**What to produce**
From the entries below, please gather each line containing the string "Regel".

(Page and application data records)
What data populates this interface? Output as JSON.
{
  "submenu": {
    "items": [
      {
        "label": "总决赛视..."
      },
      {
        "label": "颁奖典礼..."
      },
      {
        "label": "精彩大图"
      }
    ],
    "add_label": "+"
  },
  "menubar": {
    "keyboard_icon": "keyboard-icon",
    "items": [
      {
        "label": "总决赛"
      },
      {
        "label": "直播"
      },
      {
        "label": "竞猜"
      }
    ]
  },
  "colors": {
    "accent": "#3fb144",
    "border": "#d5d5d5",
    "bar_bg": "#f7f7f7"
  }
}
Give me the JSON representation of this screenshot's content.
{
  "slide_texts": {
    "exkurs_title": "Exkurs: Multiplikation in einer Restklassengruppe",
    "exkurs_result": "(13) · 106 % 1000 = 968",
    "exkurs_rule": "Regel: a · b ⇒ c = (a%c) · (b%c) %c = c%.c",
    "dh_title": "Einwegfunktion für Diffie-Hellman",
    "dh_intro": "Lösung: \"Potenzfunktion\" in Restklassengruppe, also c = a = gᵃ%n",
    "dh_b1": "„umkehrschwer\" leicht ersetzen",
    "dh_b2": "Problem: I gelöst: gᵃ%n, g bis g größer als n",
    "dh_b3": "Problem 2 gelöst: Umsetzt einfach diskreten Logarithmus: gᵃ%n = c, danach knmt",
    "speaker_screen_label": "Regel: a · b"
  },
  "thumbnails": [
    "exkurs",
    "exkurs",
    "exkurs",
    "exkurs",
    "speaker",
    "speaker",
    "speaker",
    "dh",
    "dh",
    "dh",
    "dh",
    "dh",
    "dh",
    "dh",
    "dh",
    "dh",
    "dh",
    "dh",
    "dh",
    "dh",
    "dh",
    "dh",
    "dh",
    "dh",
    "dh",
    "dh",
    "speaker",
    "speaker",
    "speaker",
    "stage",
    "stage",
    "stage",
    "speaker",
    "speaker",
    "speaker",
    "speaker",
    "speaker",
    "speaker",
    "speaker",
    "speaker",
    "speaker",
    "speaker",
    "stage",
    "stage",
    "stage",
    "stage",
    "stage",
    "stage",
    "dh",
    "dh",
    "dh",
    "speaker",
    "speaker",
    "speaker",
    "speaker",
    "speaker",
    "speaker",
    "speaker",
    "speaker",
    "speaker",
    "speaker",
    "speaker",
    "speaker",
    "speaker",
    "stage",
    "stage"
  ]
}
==
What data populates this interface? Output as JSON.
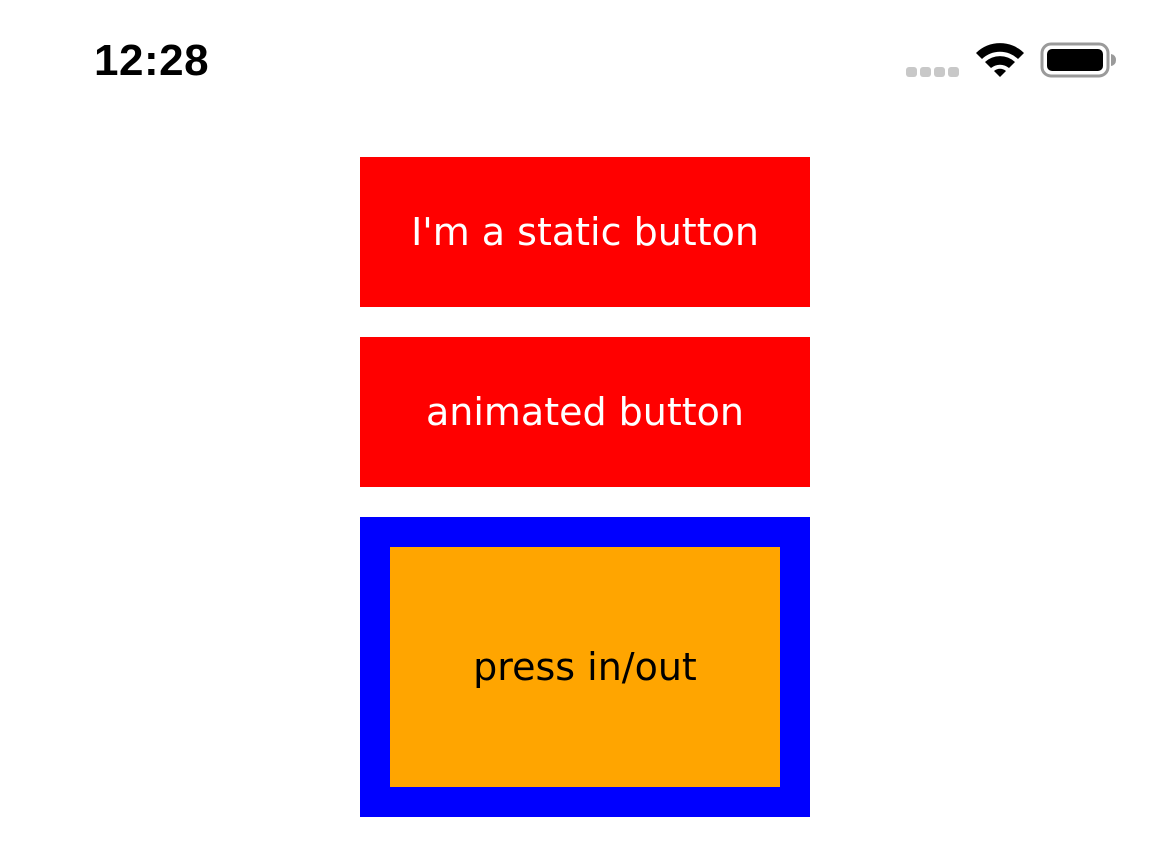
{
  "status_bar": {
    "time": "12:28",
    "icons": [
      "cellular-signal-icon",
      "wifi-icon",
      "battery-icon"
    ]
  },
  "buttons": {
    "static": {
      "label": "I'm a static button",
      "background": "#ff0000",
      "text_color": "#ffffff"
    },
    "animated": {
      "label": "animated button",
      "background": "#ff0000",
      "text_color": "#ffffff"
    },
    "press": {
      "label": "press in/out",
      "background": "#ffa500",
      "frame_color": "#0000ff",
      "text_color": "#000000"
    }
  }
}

**Result below**
    "exkurs_rule": "Regel: a · b ⇒ c = (a%c) · (b%c) %c = c%.c",
    "speaker_screen_label": "Regel: a · b"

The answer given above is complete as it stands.